To help you assess whether or not your severance plan is competitive, we recently conducted the Severance and Change in Control Survey. Here are some of the highlights we’ve gleaned about the characteristics of competitive severance programs.
Severance Plan Eligibility
It’s common practice to have severance and change-in-control plans in place for the Chief Executive Officer and their direct report leadership team. It’s also common practice for severance programs to cover the extended leadership team (other executives) as well as other critical employees and key contributors. However, broader utilization of severance programs is one of the key findings our colleagues in the Strategic Advisory team found for their study titled, Addressing Human Capital Challenges in M&A. They report that companies that characterize their M&A activities as ‘very successful’ utilize severance & retention programs more often and deeper within their organization compared to other companies.

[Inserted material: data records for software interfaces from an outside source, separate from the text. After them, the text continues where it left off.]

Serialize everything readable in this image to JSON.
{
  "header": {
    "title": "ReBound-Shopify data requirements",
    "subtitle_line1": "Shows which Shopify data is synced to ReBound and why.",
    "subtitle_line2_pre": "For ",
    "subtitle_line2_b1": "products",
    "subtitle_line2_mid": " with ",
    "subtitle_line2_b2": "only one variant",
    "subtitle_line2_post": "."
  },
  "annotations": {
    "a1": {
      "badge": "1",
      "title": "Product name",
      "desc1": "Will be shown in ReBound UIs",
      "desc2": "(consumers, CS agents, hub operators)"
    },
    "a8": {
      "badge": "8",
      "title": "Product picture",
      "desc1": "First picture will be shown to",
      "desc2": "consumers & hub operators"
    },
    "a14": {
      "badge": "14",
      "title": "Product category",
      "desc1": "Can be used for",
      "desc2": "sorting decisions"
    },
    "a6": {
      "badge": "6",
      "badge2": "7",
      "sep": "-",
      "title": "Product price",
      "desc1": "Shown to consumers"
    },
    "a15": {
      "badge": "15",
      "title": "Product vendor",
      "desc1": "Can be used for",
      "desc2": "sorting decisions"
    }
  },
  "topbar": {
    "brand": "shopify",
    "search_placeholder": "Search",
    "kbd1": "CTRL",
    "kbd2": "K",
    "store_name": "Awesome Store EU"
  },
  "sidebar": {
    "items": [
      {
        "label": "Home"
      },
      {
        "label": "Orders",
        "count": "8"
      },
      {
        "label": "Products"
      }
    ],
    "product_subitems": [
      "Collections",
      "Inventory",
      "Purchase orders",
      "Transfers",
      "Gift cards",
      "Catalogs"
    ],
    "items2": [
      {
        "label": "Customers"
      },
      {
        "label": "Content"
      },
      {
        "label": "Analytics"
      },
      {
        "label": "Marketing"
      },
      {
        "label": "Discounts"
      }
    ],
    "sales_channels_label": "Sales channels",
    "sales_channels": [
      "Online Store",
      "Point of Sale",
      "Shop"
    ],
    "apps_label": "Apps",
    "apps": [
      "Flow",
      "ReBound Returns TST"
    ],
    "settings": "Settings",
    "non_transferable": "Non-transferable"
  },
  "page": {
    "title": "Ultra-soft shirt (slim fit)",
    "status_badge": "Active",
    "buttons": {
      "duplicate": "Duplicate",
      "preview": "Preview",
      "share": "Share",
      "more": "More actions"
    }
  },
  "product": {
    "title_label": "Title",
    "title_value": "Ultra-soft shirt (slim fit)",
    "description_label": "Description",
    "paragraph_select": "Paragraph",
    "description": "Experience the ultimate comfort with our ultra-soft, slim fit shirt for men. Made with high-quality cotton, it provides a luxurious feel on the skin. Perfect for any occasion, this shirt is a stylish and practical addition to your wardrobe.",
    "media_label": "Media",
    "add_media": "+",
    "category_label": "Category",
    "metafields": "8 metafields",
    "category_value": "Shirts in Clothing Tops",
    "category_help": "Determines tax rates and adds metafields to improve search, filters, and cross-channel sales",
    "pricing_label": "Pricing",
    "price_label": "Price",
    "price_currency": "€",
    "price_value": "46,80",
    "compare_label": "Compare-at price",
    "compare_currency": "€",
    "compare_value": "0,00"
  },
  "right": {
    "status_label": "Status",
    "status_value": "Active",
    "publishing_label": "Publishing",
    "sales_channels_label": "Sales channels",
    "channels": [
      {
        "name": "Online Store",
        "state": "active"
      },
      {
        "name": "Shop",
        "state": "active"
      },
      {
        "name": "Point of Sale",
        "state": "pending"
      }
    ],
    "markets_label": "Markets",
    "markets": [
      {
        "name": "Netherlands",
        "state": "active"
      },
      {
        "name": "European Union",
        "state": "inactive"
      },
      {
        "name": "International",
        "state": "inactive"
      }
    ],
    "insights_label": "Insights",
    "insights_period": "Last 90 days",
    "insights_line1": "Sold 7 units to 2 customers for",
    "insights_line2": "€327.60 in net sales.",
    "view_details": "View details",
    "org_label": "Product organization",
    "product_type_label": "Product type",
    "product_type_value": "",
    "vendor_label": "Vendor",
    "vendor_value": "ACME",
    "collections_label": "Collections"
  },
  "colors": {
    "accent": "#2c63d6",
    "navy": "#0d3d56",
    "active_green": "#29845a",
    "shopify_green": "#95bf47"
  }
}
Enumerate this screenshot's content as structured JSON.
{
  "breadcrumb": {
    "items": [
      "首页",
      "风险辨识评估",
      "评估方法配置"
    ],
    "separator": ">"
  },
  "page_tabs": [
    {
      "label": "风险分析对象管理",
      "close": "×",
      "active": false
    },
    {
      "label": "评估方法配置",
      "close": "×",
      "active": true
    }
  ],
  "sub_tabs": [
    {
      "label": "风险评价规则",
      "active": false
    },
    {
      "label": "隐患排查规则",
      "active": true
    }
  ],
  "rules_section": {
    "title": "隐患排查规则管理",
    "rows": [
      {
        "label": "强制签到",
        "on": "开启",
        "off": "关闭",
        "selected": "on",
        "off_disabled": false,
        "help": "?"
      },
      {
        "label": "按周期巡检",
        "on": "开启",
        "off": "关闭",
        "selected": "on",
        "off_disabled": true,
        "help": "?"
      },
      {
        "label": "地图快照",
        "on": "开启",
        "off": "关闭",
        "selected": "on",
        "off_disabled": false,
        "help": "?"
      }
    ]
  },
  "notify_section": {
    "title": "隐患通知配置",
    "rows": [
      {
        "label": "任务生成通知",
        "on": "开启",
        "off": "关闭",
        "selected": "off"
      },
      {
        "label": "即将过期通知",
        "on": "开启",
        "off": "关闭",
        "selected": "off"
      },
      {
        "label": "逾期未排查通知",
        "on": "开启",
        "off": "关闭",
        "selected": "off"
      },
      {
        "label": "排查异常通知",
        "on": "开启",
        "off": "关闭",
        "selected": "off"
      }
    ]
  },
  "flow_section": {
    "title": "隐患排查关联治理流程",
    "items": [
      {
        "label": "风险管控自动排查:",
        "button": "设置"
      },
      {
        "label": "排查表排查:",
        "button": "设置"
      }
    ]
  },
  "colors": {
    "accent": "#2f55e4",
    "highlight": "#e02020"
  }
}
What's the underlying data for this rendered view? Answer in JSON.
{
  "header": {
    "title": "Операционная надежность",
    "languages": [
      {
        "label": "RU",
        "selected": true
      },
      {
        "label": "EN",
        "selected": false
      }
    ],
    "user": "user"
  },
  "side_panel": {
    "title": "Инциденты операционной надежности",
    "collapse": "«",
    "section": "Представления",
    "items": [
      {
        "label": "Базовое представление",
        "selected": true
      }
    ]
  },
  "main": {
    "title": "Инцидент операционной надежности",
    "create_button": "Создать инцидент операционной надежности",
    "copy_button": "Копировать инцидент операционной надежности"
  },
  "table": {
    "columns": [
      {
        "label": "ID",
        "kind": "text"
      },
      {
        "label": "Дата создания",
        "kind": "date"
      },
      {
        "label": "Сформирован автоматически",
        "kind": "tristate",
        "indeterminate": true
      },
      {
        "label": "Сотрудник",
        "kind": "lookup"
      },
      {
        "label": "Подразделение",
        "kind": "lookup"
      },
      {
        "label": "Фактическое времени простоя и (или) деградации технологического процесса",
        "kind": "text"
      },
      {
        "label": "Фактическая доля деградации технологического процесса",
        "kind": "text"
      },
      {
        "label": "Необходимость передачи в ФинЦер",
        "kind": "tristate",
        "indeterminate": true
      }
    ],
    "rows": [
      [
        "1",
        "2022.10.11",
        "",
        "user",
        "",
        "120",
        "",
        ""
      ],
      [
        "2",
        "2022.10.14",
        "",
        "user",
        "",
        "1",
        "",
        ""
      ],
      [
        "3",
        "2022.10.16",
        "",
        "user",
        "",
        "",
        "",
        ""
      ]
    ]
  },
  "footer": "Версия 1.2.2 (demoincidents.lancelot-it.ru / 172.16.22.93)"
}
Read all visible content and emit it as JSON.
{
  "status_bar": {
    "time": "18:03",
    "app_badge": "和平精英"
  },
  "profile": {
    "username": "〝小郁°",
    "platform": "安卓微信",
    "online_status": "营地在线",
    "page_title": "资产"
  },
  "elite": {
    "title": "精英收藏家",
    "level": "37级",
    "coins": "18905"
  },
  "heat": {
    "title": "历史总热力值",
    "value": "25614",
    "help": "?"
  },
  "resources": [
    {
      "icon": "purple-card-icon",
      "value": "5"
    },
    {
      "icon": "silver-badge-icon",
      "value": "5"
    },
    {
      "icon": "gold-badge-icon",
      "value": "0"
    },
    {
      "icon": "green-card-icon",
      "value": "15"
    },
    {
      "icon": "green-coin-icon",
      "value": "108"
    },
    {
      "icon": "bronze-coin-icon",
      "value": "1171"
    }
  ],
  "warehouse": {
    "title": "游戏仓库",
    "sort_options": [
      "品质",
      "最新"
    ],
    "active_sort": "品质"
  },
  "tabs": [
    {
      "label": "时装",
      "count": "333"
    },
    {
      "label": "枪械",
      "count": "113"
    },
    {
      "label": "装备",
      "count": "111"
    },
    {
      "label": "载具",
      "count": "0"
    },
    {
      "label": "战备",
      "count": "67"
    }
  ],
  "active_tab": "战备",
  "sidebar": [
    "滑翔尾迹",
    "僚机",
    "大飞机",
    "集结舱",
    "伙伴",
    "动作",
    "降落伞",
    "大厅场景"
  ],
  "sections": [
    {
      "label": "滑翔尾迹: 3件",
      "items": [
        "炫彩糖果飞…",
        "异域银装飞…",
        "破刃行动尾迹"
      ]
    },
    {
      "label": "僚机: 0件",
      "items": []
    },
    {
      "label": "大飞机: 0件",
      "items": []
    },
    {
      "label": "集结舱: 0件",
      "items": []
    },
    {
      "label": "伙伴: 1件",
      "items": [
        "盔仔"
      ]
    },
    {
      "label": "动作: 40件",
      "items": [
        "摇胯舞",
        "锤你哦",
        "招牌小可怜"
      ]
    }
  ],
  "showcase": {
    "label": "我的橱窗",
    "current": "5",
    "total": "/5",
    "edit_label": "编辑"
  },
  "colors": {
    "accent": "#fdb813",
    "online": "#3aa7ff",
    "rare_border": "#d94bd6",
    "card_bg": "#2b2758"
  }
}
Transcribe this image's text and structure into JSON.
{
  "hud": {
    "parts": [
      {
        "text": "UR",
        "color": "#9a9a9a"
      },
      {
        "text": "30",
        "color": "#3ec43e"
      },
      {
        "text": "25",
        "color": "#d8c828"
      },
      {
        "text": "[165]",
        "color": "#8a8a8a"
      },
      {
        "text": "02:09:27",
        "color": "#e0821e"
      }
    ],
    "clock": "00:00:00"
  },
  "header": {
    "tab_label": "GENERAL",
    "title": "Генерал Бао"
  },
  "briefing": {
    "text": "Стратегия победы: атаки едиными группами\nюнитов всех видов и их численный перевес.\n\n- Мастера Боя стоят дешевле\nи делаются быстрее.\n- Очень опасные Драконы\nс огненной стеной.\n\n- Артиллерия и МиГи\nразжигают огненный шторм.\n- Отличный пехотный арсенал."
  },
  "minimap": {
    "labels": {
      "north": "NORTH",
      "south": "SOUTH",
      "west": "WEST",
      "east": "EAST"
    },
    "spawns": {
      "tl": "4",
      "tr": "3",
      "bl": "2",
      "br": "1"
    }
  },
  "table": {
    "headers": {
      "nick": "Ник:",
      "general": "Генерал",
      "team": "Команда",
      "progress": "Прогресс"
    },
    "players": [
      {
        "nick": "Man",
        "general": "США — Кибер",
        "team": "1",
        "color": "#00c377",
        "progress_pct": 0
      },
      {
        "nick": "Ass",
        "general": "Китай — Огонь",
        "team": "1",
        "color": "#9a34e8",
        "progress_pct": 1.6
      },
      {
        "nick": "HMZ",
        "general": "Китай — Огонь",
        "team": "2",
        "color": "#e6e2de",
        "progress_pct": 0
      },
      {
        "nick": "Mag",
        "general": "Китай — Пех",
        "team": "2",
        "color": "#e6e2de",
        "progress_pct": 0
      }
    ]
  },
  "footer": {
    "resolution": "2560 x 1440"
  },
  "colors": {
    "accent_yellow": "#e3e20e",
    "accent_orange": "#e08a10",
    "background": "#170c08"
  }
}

Because of this, our Severance and Change in Control survey analyzes eligibility prevalence for both executive levels as well as broad-based employee populations.
Competitive Severance Formulas
The amount of severance benefit provided varies considerably by job level. The competitive severance formulas for executives is typically expressed as a multiple their compensation. We also see the value of the severance being higher if the reason for the severance is a change-in-control (CIC). The stakes are higher for a company to keep executives and critical employees productively engaged throughout the corporate transaction.
For broad-based employees covered by severance plans, the benefits will usually vary based on the length of service of the employee. The other main difference in the severance formula at this level is there is typically no premium in the severance benefit for CIC transactions.
The circumstances for when severance benefits are provided will usually be well documented for executives in their employment agreements. Severance is usually not provided to executives who voluntarily reason or if they are involuntarily terminated for cause (i.e., criminal activity or gross misconduct). Some voluntary terminations may still qualify for severance benefits in cases of ‘for good cause’, (i.e., material changes to the scope of the executive’s job). Involuntary terminations for other reasons (i.e., downsizing, redundancy, or even performance) are usually triggers for payment of severance benefits.
For CIC transactions, good governance practice is to use a ‘double-trigger’. This means that severance benefits are only payable when two things happen; the actual change in control of the company and the loss of employment for the executive.
Treatment of Compensation Elements
Since a large portion of the total compensation package for executives goes far beyond their base salary, it is imperative to define how you will treat all the different elements of compensation as part of the severance plan.
For short-term incentives for executive severance plans not related to a CIC, we see a range of options that companies use. The most common is to pro-rate the bonus payment based on actual performance.
Long-term incentives (LTI) for executive severance plans not related to a CIC can be a bit more complicated. It’s not just the dollars at stake, but the various types of LTI plans, the time periods they cover and rules in place regarding vesting.
Performance-based LTI plans can get even trickier when defining their treatment in the severance plan.
What’s clear from our analysis of severance plans is that it is good practice for companies to evaluate the competitiveness of their severance plans periodically. Ensuring your plans are market competitive can help you retain and engage your talent at all levels. The four main characteristics described here just begin to scratch the surface on helping you understand the competitive landscape, but you can learn more by checking out our recent Severance and Change in Control Survey
Or, you can contact us for more information or speak to one of our executive compensation consultants for help with designing your severance programs.